A ban on grazing along the Yarra River has increased fears of a “high spark hazard”, according to the Country Fire Authority (CFA).

Macclesfield CRA captain Sharon Merritt said the Yellingbo Conservation Area is “one of the highest bushfire risk areas in Victoria”. According to Department of Environment, Land, Water and Planning (DELWP), it accounts for 31 per cent of Victoria’s total bushfire risk area.

Ms Merritt said if the land is grazed to “short green grass”, there is a lower chance of bushfire than if grass is allowed to grow naturally.

In August 2011 the State Government requested an investigation into the newly created conservation area, 48 km east of Melbourne. Approximately 186 water frontage and grazing licenses will be progressively phased out by 2018 after those for sections of the river including lower Hoddles Creek were phased out in 2016.

According to DELWP project manager Victoria Purdue, stock access to waterways can harm water quality due to stock faeces and urine, causing “increased risk of disease” and “ecosystem damage.”

The Andrews Government announced changes to the plan early this year in rresponse to community concern over revegetation and the bushfire risk in the north east corner of the area, including the townships of Yarra Junction, Launching Place, Don Valley, Millgrove and Wesburn.

The changes include allowing revegetation only within 10 metres of each side of the waterway.

However, conservationists and scientists are concerned the 10-metre buffer will have a detrimental effect on the environment and fail to reduce the bushfire threat.

A 20-to-30 metre buffer has been recommended in the past, based on extensive research by the Department of Sustainability showing that the vegetation beside the waterways serves as wildlife habitat and contributes to stream health and water quality by filtering agricultural excess.

Studies show that rivers change their course when waterside vegetation is narrowed and a wider vegetation areas is needed to protect infrastructure and roads by limiting erosion.

Both the Leadbeater’s possum and helmeted honeyeater bird are endangered and are confined to the Yellingbo area.

The Friends of the Helmeted Honeyeater group says it is concerned at “the future of our critically endangered Victorian bird emblem” and aims to protect its existing habitat by advocating the widening of the revegetation area.

The nature reserve has been exempt from the new rule but if a bushfire was to go through the reserve, it is likely the entire species will be wiped out.

The Yarra Waterways Group argues that widening the vegetation areas beside the river would further increase the bushfire risk and is unsafe for residents.

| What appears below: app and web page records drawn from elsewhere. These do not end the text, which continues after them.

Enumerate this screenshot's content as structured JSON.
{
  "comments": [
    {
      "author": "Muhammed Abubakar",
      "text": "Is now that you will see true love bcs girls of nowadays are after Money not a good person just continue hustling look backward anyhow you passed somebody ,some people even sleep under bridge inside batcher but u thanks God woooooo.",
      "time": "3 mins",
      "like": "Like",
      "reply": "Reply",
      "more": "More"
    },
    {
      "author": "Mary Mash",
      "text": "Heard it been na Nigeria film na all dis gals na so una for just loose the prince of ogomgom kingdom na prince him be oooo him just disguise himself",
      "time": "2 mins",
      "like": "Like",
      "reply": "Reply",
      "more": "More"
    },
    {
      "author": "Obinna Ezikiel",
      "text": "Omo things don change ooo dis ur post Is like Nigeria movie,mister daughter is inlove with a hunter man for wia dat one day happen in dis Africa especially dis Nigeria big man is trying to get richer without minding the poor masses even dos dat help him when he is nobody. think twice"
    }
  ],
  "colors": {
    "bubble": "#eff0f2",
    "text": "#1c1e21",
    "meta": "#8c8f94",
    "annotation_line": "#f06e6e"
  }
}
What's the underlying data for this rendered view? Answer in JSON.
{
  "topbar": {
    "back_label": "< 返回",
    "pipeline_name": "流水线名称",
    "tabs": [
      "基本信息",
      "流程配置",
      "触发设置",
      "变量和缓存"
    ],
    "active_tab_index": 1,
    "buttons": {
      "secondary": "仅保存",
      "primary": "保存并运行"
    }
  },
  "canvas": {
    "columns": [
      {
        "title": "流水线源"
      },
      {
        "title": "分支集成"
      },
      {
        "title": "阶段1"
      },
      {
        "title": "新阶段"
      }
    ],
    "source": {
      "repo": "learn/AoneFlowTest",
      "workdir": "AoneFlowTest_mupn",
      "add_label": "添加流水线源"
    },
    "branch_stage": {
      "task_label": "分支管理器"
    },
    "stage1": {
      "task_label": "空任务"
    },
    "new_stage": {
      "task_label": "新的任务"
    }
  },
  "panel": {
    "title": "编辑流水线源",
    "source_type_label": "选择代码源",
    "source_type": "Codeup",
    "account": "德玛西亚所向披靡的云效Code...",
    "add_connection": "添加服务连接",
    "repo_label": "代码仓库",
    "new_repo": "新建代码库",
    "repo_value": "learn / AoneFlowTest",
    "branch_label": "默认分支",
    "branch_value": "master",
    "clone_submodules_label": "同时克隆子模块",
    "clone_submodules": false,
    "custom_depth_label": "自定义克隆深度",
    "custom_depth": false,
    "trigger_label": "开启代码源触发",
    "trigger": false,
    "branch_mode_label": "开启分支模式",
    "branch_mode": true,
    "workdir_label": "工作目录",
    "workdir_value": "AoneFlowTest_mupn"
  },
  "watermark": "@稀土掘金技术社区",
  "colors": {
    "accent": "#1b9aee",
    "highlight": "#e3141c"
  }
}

The CFA’s Sharon Merritt Merritt said she was concerned that the ban on grazing on local Crown Land could threaten nearby houses, increasing the fire danger on local properties and, in turn, the “likelihood of house loss”.

The CFA is working with authorities including DELWP, to help lessen the risk of bushfire. Ms Merritt said revegitation could help by reducing the speed, as fire travels slower through bush and scrub.

Ms Purdue said DELWP had consulted the local community and held “drop in sessions” in order to involve stakeholders and assist landowners as required.

Purdue said the department was creating a “bushfire management planning process,” led by the local community and supported by agencies and fire experts. She recognised landowners’ interest in the Crown land and “acknowledge the decades of hard work”. “Incorporating their knowledge in this planning is a priority,” she said.